The advantages of an aqua tread over traditional swimming from a practical standpoint include less space requirement, cleaner water and lower investment cost. From a medical standpoint, cleaner water leads to less skin disease. Secondly, the muscles used in an aqua tread better match those normally used in ground training. Traditional swimming utilizes muscle groups that can lead to transient soreness when that animal goes back to ground training.

The aqua tread has also been useful in simply providing hydro-therapy as a means of increasing circulation - a whole body whirlpool (Jacuzzi). Acute and chronic laminitis cases have benefited from this mode of therapy for obvious reasons.

Documented Benefits

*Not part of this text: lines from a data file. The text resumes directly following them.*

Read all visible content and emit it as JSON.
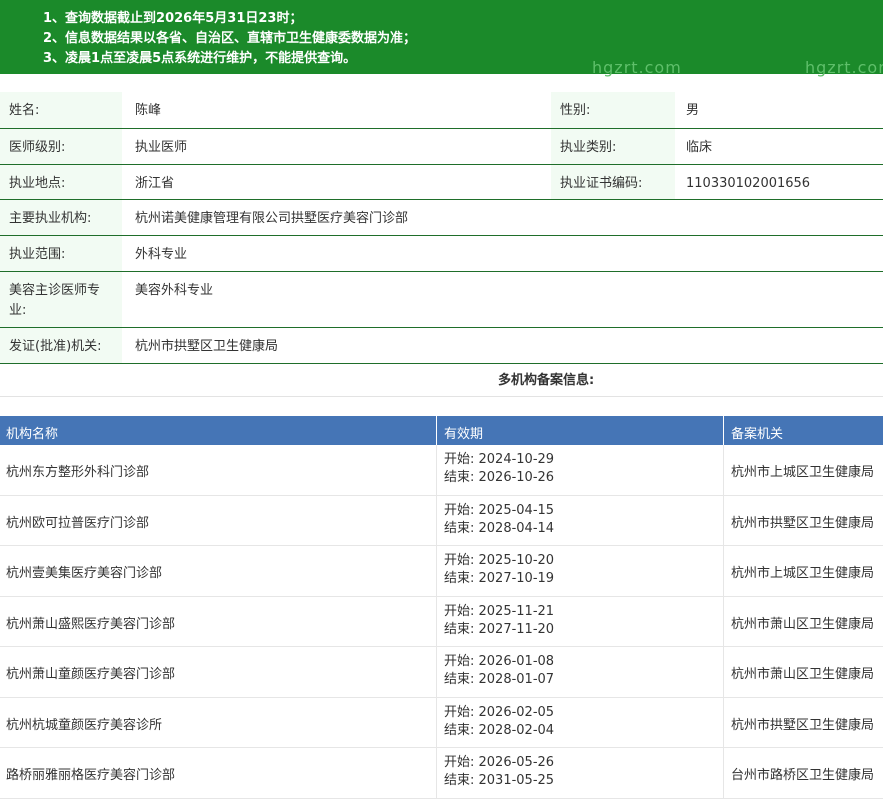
{
  "notice": {
    "lines": [
      "1、查询数据截止到2026年5月31日23时；",
      "2、信息数据结果以各省、自治区、直辖市卫生健康委数据为准；",
      "3、凌晨1点至凌晨5点系统进行维护，不能提供查询。"
    ],
    "watermark": "hgzrt.com"
  },
  "doctor": {
    "name_label": "姓名:",
    "name": "陈峰",
    "gender_label": "性别:",
    "gender": "男",
    "level_label": "医师级别:",
    "level": "执业医师",
    "category_label": "执业类别:",
    "category": "临床",
    "location_label": "执业地点:",
    "location": "浙江省",
    "cert_label": "执业证书编码:",
    "cert": "110330102001656",
    "org_label": "主要执业机构:",
    "org": "杭州诺美健康管理有限公司拱墅医疗美容门诊部",
    "scope_label": "执业范围:",
    "scope": "外科专业",
    "cosmetic_label": "美容主诊医师专业:",
    "cosmetic": "美容外科专业",
    "issuer_label": "发证(批准)机关:",
    "issuer": "杭州市拱墅区卫生健康局"
  },
  "multi": {
    "title": "多机构备案信息:",
    "headers": [
      "机构名称",
      "有效期",
      "备案机关"
    ],
    "rows": [
      {
        "name": "杭州东方整形外科门诊部",
        "start": "开始:  2024-10-29",
        "end": "结束:  2026-10-26",
        "authority": "杭州市上城区卫生健康局"
      },
      {
        "name": "杭州欧可拉普医疗门诊部",
        "start": "开始:  2025-04-15",
        "end": "结束:  2028-04-14",
        "authority": "杭州市拱墅区卫生健康局"
      },
      {
        "name": "杭州壹美集医疗美容门诊部",
        "start": "开始:  2025-10-20",
        "end": "结束:  2027-10-19",
        "authority": "杭州市上城区卫生健康局"
      },
      {
        "name": "杭州萧山盛熙医疗美容门诊部",
        "start": "开始:  2025-11-21",
        "end": "结束:  2027-11-20",
        "authority": "杭州市萧山区卫生健康局"
      },
      {
        "name": "杭州萧山童颜医疗美容门诊部",
        "start": "开始:  2026-01-08",
        "end": "结束:  2028-01-07",
        "authority": "杭州市萧山区卫生健康局"
      },
      {
        "name": "杭州杭城童颜医疗美容诊所",
        "start": "开始:  2026-02-05",
        "end": "结束:  2028-02-04",
        "authority": "杭州市拱墅区卫生健康局"
      },
      {
        "name": "路桥丽雅丽格医疗美容门诊部",
        "start": "开始:  2026-05-26",
        "end": "结束:  2031-05-25",
        "authority": "台州市路桥区卫生健康局"
      }
    ]
  }
}
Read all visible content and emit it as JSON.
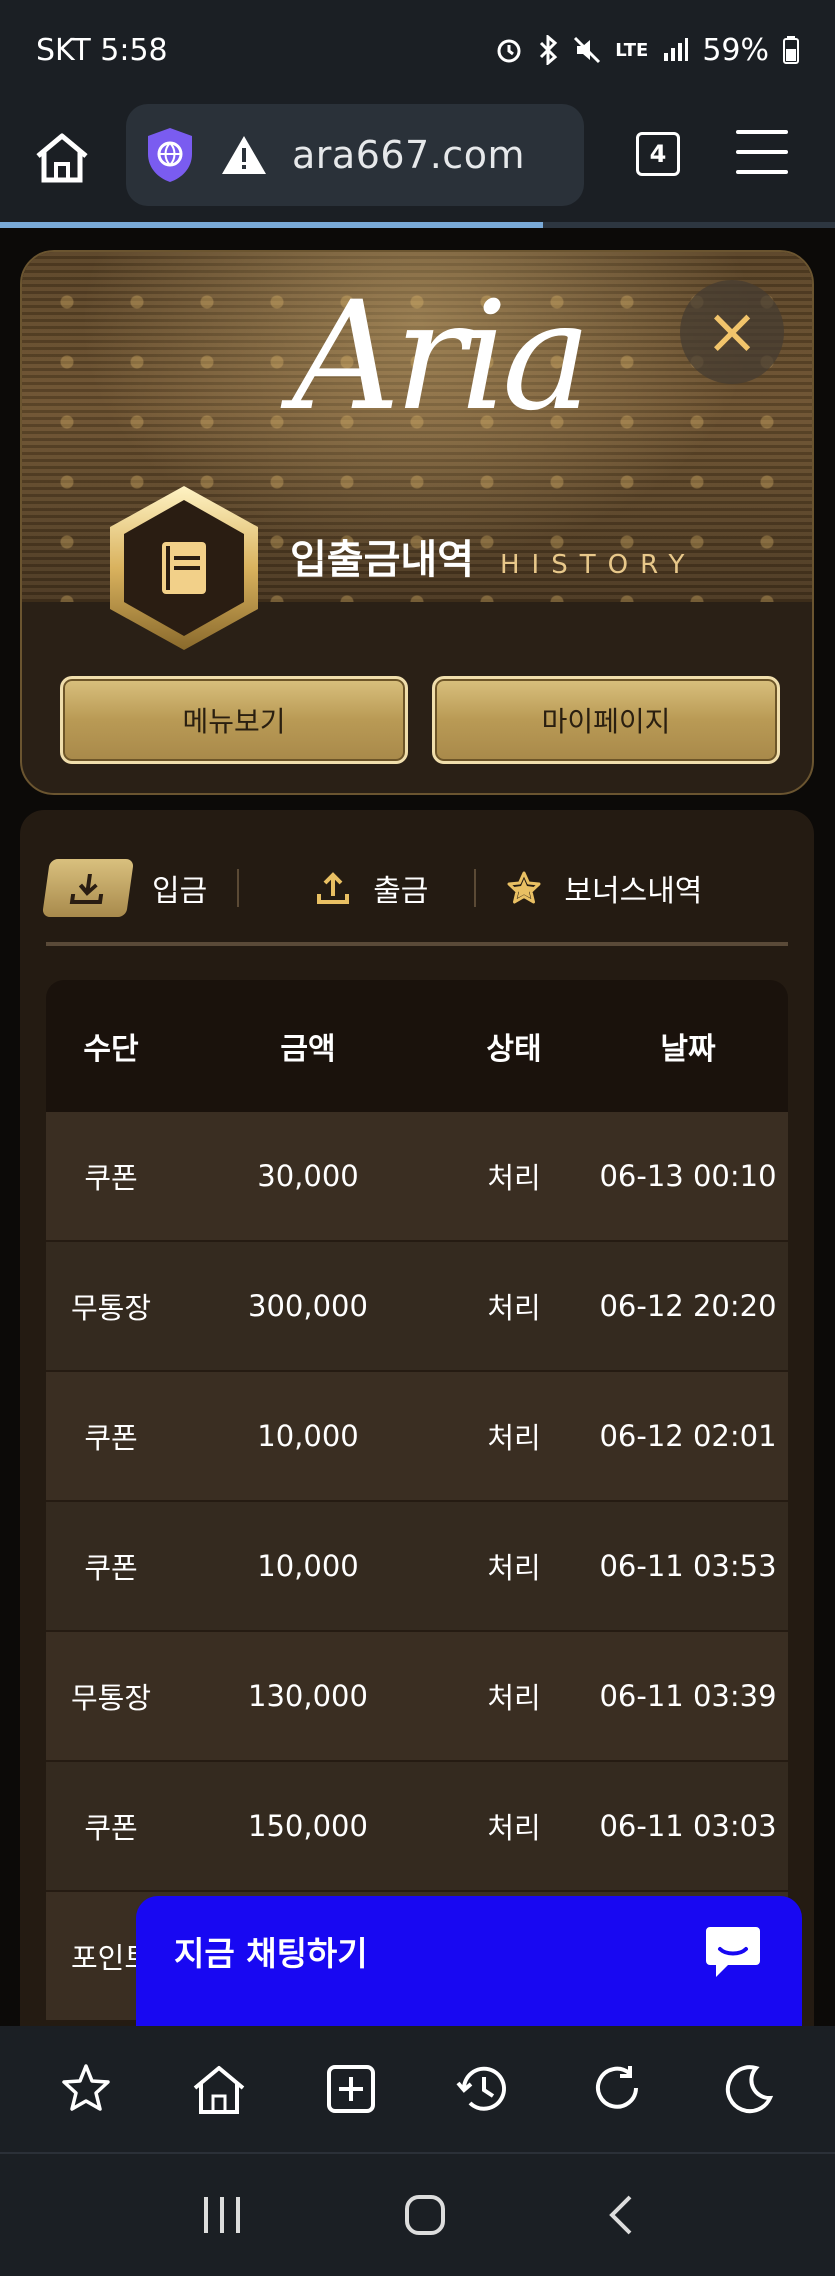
{
  "status_bar": {
    "carrier_time": "SKT 5:58",
    "network": "LTE",
    "battery": "59%"
  },
  "browser": {
    "url": "ara667.com",
    "tab_count": "4",
    "load_progress": 0.65
  },
  "header": {
    "logo_text": "Aria",
    "title_ko": "입출금내역",
    "title_en": "HISTORY",
    "close_label": "×",
    "buttons": {
      "menu": "메뉴보기",
      "mypage": "마이페이지"
    }
  },
  "tabs": [
    {
      "label": "입금",
      "icon": "download-icon",
      "active": true
    },
    {
      "label": "출금",
      "icon": "upload-icon",
      "active": false
    },
    {
      "label": "보너스내역",
      "icon": "star-icon",
      "active": false
    }
  ],
  "table": {
    "headers": [
      "수단",
      "금액",
      "상태",
      "날짜"
    ],
    "rows": [
      [
        "쿠폰",
        "30,000",
        "처리",
        "06-13 00:10"
      ],
      [
        "무통장",
        "300,000",
        "처리",
        "06-12 20:20"
      ],
      [
        "쿠폰",
        "10,000",
        "처리",
        "06-12 02:01"
      ],
      [
        "쿠폰",
        "10,000",
        "처리",
        "06-11 03:53"
      ],
      [
        "무통장",
        "130,000",
        "처리",
        "06-11 03:39"
      ],
      [
        "쿠폰",
        "150,000",
        "처리",
        "06-11 03:03"
      ],
      [
        "포인트",
        "",
        "",
        ""
      ]
    ]
  },
  "chat": {
    "label": "지금 채팅하기"
  },
  "colors": {
    "accent_gold": "#d9c07e",
    "chat_blue": "#1808f2",
    "browser_bg": "#1b1f24"
  }
}
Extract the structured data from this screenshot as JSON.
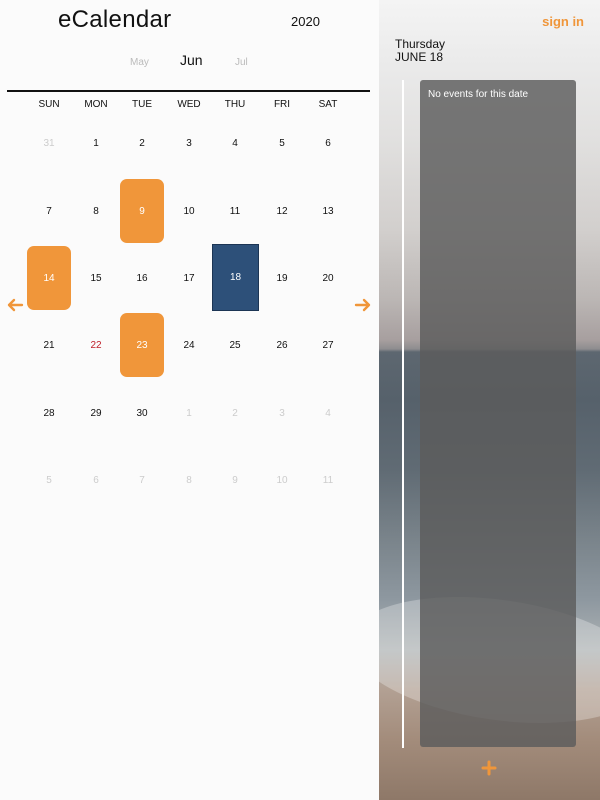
{
  "app": {
    "title": "eCalendar"
  },
  "calendar": {
    "year": "2020",
    "prev_month": "May",
    "current_month": "Jun",
    "next_month": "Jul",
    "weekdays": [
      "SUN",
      "MON",
      "TUE",
      "WED",
      "THU",
      "FRI",
      "SAT"
    ],
    "weeks": [
      [
        {
          "d": "31",
          "state": "muted"
        },
        {
          "d": "1"
        },
        {
          "d": "2"
        },
        {
          "d": "3"
        },
        {
          "d": "4"
        },
        {
          "d": "5"
        },
        {
          "d": "6"
        }
      ],
      [
        {
          "d": "7"
        },
        {
          "d": "8"
        },
        {
          "d": "9",
          "state": "event"
        },
        {
          "d": "10"
        },
        {
          "d": "11"
        },
        {
          "d": "12"
        },
        {
          "d": "13"
        }
      ],
      [
        {
          "d": "14",
          "state": "event"
        },
        {
          "d": "15"
        },
        {
          "d": "16"
        },
        {
          "d": "17"
        },
        {
          "d": "18",
          "state": "selected"
        },
        {
          "d": "19"
        },
        {
          "d": "20"
        }
      ],
      [
        {
          "d": "21"
        },
        {
          "d": "22",
          "state": "holiday"
        },
        {
          "d": "23",
          "state": "event"
        },
        {
          "d": "24"
        },
        {
          "d": "25"
        },
        {
          "d": "26"
        },
        {
          "d": "27"
        }
      ],
      [
        {
          "d": "28"
        },
        {
          "d": "29"
        },
        {
          "d": "30"
        },
        {
          "d": "1",
          "state": "muted"
        },
        {
          "d": "2",
          "state": "muted"
        },
        {
          "d": "3",
          "state": "muted"
        },
        {
          "d": "4",
          "state": "muted"
        }
      ],
      [
        {
          "d": "5",
          "state": "muted"
        },
        {
          "d": "6",
          "state": "muted"
        },
        {
          "d": "7",
          "state": "muted"
        },
        {
          "d": "8",
          "state": "muted"
        },
        {
          "d": "9",
          "state": "muted"
        },
        {
          "d": "10",
          "state": "muted"
        },
        {
          "d": "11",
          "state": "muted"
        }
      ]
    ],
    "nav": {
      "prev_icon": "arrow-left-icon",
      "next_icon": "arrow-right-icon"
    }
  },
  "panel": {
    "sign_in_label": "sign in",
    "selected_weekday": "Thursday",
    "selected_date": "JUNE 18",
    "empty_message": "No events for this date",
    "add_icon": "plus-icon"
  },
  "colors": {
    "accent": "#f0963a",
    "selected": "#2d5079",
    "holiday": "#c0202a",
    "muted": "#cccccc"
  }
}
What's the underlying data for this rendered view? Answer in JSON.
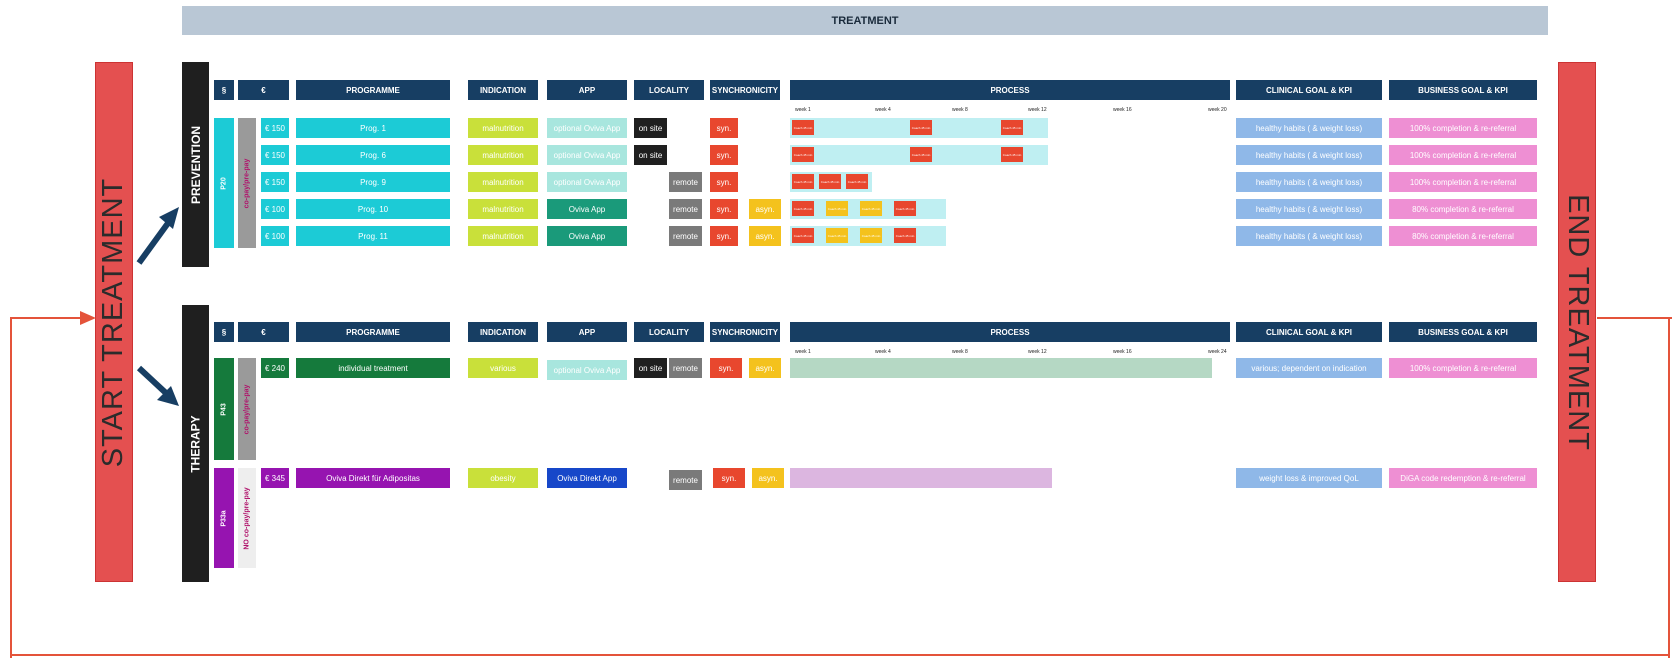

Historically, most horses that have sustained one of several categories of injury have not had the benefits of any rehabilitation. The benefits are well documented. One need only consult a human orthopod or sports medicine specialist to learn its importance in terms of prognosis for return to function. Why then does the average horse owner and the veterinarian not seek out and institute a rehabilitation plan more sophisticated than "Rest the horse for six months. put him back in training and hope for the best"? The answer is not a simple one. It would include considerations such as:
  • Lack of equipment adaptation for the horse.
  • Financial investment by owner.
  • Apathy of the owner.
  • Poor follow-up support by the veterinarian.
We as an industry are moving into a new era of technological sophistication due in large part to our willingness to learn from human medical research. This is leading to major advances in diagnostics and treatment. There is, in this author`s opinion, considerable room for improvement in the final phase of the injury process - REHABILITATION.



Rehabilitation of the Injured Horse